BEGIN Exercise inputs

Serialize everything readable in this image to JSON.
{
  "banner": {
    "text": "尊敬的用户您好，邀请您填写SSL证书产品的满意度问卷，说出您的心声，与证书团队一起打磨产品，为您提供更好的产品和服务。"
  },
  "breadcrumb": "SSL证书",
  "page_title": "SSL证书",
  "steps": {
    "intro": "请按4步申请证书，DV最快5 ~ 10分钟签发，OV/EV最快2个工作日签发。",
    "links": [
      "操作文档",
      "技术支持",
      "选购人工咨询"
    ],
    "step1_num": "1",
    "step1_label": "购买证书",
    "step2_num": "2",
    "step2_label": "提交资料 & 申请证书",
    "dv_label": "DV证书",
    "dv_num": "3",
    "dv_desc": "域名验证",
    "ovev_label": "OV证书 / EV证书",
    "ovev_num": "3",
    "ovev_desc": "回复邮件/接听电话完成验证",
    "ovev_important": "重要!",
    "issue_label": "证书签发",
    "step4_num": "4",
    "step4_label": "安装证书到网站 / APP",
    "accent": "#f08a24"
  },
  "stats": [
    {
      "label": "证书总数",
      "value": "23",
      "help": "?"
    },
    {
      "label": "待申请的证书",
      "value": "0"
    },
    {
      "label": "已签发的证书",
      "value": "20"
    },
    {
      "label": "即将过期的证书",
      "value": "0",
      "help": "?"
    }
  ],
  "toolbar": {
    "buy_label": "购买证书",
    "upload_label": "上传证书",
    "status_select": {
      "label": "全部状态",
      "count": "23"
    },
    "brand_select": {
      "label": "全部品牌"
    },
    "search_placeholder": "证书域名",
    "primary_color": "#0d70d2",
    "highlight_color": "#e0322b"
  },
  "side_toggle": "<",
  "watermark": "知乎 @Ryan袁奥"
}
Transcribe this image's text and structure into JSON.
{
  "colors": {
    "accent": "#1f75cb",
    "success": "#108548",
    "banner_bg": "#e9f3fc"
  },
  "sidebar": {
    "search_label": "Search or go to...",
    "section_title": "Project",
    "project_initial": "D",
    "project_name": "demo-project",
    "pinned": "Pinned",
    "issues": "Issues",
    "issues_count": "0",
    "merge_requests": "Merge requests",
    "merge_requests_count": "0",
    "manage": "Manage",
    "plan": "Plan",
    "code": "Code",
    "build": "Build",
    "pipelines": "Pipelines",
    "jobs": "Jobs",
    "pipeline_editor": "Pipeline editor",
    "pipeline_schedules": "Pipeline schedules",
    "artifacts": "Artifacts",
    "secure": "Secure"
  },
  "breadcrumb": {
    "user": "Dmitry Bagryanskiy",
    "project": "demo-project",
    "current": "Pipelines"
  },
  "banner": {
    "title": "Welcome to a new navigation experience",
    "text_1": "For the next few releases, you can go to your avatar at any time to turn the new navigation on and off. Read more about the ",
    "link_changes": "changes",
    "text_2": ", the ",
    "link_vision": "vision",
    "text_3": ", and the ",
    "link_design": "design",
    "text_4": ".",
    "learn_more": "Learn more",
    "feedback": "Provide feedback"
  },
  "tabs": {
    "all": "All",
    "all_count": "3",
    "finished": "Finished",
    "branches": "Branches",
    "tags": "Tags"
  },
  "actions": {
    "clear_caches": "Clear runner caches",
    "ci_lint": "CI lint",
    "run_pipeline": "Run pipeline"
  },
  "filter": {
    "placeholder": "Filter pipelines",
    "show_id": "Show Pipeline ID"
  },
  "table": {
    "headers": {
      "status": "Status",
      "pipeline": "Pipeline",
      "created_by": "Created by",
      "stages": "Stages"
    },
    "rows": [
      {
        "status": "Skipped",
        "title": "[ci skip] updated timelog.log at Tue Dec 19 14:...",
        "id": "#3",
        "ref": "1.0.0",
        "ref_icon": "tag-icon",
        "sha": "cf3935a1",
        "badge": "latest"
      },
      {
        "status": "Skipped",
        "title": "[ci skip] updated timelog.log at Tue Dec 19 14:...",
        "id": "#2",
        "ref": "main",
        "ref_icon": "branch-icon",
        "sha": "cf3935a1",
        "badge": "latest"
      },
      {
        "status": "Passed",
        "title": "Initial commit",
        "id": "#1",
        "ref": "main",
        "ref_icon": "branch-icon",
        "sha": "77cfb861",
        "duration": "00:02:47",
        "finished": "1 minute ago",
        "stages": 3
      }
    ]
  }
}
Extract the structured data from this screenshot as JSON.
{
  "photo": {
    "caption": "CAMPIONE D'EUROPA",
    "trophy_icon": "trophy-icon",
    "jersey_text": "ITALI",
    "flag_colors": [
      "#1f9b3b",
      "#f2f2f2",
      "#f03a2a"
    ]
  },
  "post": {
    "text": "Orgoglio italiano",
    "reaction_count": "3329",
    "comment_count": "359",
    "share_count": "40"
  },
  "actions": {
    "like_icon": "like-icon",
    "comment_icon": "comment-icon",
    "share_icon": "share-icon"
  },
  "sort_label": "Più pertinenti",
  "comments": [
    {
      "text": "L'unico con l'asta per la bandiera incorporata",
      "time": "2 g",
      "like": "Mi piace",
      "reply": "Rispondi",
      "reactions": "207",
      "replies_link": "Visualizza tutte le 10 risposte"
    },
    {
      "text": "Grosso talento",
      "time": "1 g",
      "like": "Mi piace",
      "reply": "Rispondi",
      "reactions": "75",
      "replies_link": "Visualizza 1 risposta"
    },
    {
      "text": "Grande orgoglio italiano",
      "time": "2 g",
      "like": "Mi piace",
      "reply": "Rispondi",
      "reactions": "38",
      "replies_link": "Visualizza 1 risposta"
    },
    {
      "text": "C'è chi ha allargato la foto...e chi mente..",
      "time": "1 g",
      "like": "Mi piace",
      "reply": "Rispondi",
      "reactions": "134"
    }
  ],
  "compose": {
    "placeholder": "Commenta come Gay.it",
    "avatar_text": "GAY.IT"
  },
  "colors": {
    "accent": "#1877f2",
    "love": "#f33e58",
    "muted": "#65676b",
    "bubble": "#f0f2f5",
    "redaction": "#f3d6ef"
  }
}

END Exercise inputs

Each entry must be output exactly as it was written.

**Answer:**
Serialize everything readable in this image to JSON.
{
  "banner": {
    "text": "尊敬的用户您好，邀请您填写SSL证书产品的满意度问卷，说出您的心声，与证书团队一起打磨产品，为您提供更好的产品和服务。"
  },
  "breadcrumb": "SSL证书",
  "page_title": "SSL证书",
  "steps": {
    "intro": "请按4步申请证书，DV最快5 ~ 10分钟签发，OV/EV最快2个工作日签发。",
    "links": [
      "操作文档",
      "技术支持",
      "选购人工咨询"
    ],
    "step1_num": "1",
    "step1_label": "购买证书",
    "step2_num": "2",
    "step2_label": "提交资料 & 申请证书",
    "dv_label": "DV证书",
    "dv_num": "3",
    "dv_desc": "域名验证",
    "ovev_label": "OV证书 / EV证书",
    "ovev_num": "3",
    "ovev_desc": "回复邮件/接听电话完成验证",
    "ovev_important": "重要!",
    "issue_label": "证书签发",
    "step4_num": "4",
    "step4_label": "安装证书到网站 / APP",
    "accent": "#f08a24"
  },
  "stats": [
    {
      "label": "证书总数",
      "value": "23",
      "help": "?"
    },
    {
      "label": "待申请的证书",
      "value": "0"
    },
    {
      "label": "已签发的证书",
      "value": "20"
    },
    {
      "label": "即将过期的证书",
      "value": "0",
      "help": "?"
    }
  ],
  "toolbar": {
    "buy_label": "购买证书",
    "upload_label": "上传证书",
    "status_select": {
      "label": "全部状态",
      "count": "23"
    },
    "brand_select": {
      "label": "全部品牌"
    },
    "search_placeholder": "证书域名",
    "primary_color": "#0d70d2",
    "highlight_color": "#e0322b"
  },
  "side_toggle": "<",
  "watermark": "知乎 @Ryan袁奥"
}
Transcribe this image's text and structure into JSON.
{
  "colors": {
    "accent": "#1f75cb",
    "success": "#108548",
    "banner_bg": "#e9f3fc"
  },
  "sidebar": {
    "search_label": "Search or go to...",
    "section_title": "Project",
    "project_initial": "D",
    "project_name": "demo-project",
    "pinned": "Pinned",
    "issues": "Issues",
    "issues_count": "0",
    "merge_requests": "Merge requests",
    "merge_requests_count": "0",
    "manage": "Manage",
    "plan": "Plan",
    "code": "Code",
    "build": "Build",
    "pipelines": "Pipelines",
    "jobs": "Jobs",
    "pipeline_editor": "Pipeline editor",
    "pipeline_schedules": "Pipeline schedules",
    "artifacts": "Artifacts",
    "secure": "Secure"
  },
  "breadcrumb": {
    "user": "Dmitry Bagryanskiy",
    "project": "demo-project",
    "current": "Pipelines"
  },
  "banner": {
    "title": "Welcome to a new navigation experience",
    "text_1": "For the next few releases, you can go to your avatar at any time to turn the new navigation on and off. Read more about the ",
    "link_changes": "changes",
    "text_2": ", the ",
    "link_vision": "vision",
    "text_3": ", and the ",
    "link_design": "design",
    "text_4": ".",
    "learn_more": "Learn more",
    "feedback": "Provide feedback"
  },
  "tabs": {
    "all": "All",
    "all_count": "3",
    "finished": "Finished",
    "branches": "Branches",
    "tags": "Tags"
  },
  "actions": {
    "clear_caches": "Clear runner caches",
    "ci_lint": "CI lint",
    "run_pipeline": "Run pipeline"
  },
  "filter": {
    "placeholder": "Filter pipelines",
    "show_id": "Show Pipeline ID"
  },
  "table": {
    "headers": {
      "status": "Status",
      "pipeline": "Pipeline",
      "created_by": "Created by",
      "stages": "Stages"
    },
    "rows": [
      {
        "status": "Skipped",
        "title": "[ci skip] updated timelog.log at Tue Dec 19 14:...",
        "id": "#3",
        "ref": "1.0.0",
        "ref_icon": "tag-icon",
        "sha": "cf3935a1",
        "badge": "latest"
      },
      {
        "status": "Skipped",
        "title": "[ci skip] updated timelog.log at Tue Dec 19 14:...",
        "id": "#2",
        "ref": "main",
        "ref_icon": "branch-icon",
        "sha": "cf3935a1",
        "badge": "latest"
      },
      {
        "status": "Passed",
        "title": "Initial commit",
        "id": "#1",
        "ref": "main",
        "ref_icon": "branch-icon",
        "sha": "77cfb861",
        "duration": "00:02:47",
        "finished": "1 minute ago",
        "stages": 3
      }
    ]
  }
}
Extract the structured data from this screenshot as JSON.
{
  "photo": {
    "caption": "CAMPIONE D'EUROPA",
    "trophy_icon": "trophy-icon",
    "jersey_text": "ITALI",
    "flag_colors": [
      "#1f9b3b",
      "#f2f2f2",
      "#f03a2a"
    ]
  },
  "post": {
    "text": "Orgoglio italiano",
    "reaction_count": "3329",
    "comment_count": "359",
    "share_count": "40"
  },
  "actions": {
    "like_icon": "like-icon",
    "comment_icon": "comment-icon",
    "share_icon": "share-icon"
  },
  "sort_label": "Più pertinenti",
  "comments": [
    {
      "text": "L'unico con l'asta per la bandiera incorporata",
      "time": "2 g",
      "like": "Mi piace",
      "reply": "Rispondi",
      "reactions": "207",
      "replies_link": "Visualizza tutte le 10 risposte"
    },
    {
      "text": "Grosso talento",
      "time": "1 g",
      "like": "Mi piace",
      "reply": "Rispondi",
      "reactions": "75",
      "replies_link": "Visualizza 1 risposta"
    },
    {
      "text": "Grande orgoglio italiano",
      "time": "2 g",
      "like": "Mi piace",
      "reply": "Rispondi",
      "reactions": "38",
      "replies_link": "Visualizza 1 risposta"
    },
    {
      "text": "C'è chi ha allargato la foto...e chi mente..",
      "time": "1 g",
      "like": "Mi piace",
      "reply": "Rispondi",
      "reactions": "134"
    }
  ],
  "compose": {
    "placeholder": "Commenta come Gay.it",
    "avatar_text": "GAY.IT"
  },
  "colors": {
    "accent": "#1877f2",
    "love": "#f33e58",
    "muted": "#65676b",
    "bubble": "#f0f2f5",
    "redaction": "#f3d6ef"
  }
}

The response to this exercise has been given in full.